Laura Klein ’89
Maj. Laura Klein ’89 is now a “JAG,” a judge advocate, in the U.S. Army, two decades after she chose to attend Brown over the U.S. Naval Academy.
“I can’t quite recall why I was so intent on serving, but in large part, I wanted to travel and ‘see the world.’ Had I not joined the service, I would likely have joined the Peace Corps or attempted to join the foreign service,” she wrote in an e-mail from her current posting in Mosul, Iraq, where she is the deputy staff judge advocate for Task Force Freedom, the U.S. headquarters in Northern Iraq.
“What drew me to the military was the team concept. … The military is very much a team sport,” she added.

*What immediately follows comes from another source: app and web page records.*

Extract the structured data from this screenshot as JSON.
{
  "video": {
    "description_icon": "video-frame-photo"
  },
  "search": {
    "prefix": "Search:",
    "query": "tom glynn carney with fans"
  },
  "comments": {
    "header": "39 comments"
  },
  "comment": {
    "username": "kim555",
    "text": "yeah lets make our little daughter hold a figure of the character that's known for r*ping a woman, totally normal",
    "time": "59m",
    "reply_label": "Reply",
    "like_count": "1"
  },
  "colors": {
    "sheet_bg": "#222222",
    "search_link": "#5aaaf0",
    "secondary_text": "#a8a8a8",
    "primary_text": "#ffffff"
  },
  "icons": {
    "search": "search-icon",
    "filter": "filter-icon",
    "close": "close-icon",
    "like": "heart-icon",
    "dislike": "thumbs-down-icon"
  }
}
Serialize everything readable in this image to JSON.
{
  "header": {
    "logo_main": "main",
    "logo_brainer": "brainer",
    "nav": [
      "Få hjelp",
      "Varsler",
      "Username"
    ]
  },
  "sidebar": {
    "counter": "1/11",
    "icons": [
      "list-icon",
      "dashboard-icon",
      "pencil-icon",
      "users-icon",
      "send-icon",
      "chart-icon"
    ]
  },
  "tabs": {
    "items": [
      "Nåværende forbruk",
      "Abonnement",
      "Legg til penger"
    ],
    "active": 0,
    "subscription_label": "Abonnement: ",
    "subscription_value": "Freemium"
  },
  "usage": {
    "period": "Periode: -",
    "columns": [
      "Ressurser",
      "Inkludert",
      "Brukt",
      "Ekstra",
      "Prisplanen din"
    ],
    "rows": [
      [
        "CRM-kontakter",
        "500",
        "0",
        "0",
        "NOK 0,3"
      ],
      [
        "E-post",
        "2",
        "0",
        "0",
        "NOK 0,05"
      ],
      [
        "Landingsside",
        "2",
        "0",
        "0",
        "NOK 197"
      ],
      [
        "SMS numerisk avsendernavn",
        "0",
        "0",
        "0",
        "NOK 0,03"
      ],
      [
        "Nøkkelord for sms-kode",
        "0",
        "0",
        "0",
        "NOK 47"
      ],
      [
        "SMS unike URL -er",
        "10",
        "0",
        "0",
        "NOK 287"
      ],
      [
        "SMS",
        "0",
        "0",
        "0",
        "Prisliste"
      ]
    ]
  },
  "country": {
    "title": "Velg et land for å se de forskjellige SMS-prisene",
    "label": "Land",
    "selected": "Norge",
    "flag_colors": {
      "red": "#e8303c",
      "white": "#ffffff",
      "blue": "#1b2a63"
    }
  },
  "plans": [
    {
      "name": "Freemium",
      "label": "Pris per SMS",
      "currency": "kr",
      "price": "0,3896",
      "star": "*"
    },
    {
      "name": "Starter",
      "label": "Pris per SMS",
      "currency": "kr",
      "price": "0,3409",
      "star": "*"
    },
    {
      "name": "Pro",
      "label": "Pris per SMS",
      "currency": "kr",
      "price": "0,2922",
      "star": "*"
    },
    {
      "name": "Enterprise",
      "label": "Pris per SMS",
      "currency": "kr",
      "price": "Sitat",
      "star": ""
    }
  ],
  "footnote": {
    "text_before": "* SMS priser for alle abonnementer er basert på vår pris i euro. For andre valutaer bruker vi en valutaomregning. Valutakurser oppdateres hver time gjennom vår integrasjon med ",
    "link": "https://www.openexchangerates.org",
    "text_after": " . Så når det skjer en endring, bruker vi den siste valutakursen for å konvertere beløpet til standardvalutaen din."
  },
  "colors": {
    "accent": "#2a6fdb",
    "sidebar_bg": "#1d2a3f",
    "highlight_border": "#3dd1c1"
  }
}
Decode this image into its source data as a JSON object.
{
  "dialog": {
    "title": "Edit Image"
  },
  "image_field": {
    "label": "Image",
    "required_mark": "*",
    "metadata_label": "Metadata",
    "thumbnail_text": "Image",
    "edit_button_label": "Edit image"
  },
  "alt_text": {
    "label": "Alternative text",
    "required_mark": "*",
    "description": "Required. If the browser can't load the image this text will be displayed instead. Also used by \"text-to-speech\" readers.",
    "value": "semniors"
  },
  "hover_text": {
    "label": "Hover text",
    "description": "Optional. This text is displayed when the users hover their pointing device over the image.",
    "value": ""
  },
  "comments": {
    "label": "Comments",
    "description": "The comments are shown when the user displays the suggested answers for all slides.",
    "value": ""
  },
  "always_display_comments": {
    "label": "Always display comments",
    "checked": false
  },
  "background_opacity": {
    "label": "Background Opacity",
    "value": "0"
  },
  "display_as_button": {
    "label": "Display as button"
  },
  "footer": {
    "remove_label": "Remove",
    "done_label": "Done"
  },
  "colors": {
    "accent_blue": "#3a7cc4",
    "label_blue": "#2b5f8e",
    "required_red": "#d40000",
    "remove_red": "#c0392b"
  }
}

At Brown she double-concentrated in history of art and architecture and anthropology, and in her time on campus played softball, rowed crew, worked as a technical assistant and director in student theater, worked in the Blue Room and Ratty, was a resident counselor and worked for The Herald as a photographer.
“My Brown education prepared me to be an officer and serves as the foundation for the legal advice I provide to commanders on difficult issues of international law and criminal law – tremendously demanding and challenging work,” she wrote.
At Brown, Klein also participated in the Reserve Officers’ Training Corps program at Providence College and after graduation was commissioned a 2nd lieutenant and served as a platoon leader near the Demilitarized Zone in South Korea. She briefly served stateside before being deployed to Somalia for a year in the early 1990s and then decided to attend law school at Louisiana State University.
Since becoming a JAG, Klein has traveled widely in Europe, the United States and the Middle East. In 2003 she was deployed to Kirkuk in Iraq, where she “helped review the numerous property claims issues created by the former regime’s forcible eviction and movement of Kurds and southern Arabs,” she wrote. In 2004, she was posted to Afghanistan and afterward went to Mosul, her current posting, helping to set up local courts and dealing with legal issues regarding local Iraqis and U.S. soldiers.
“I’m approaching 15 years in the service – I’ve found my military experience to be pretty awesome,” Klein wrote. “At this juncture, it’s a career.”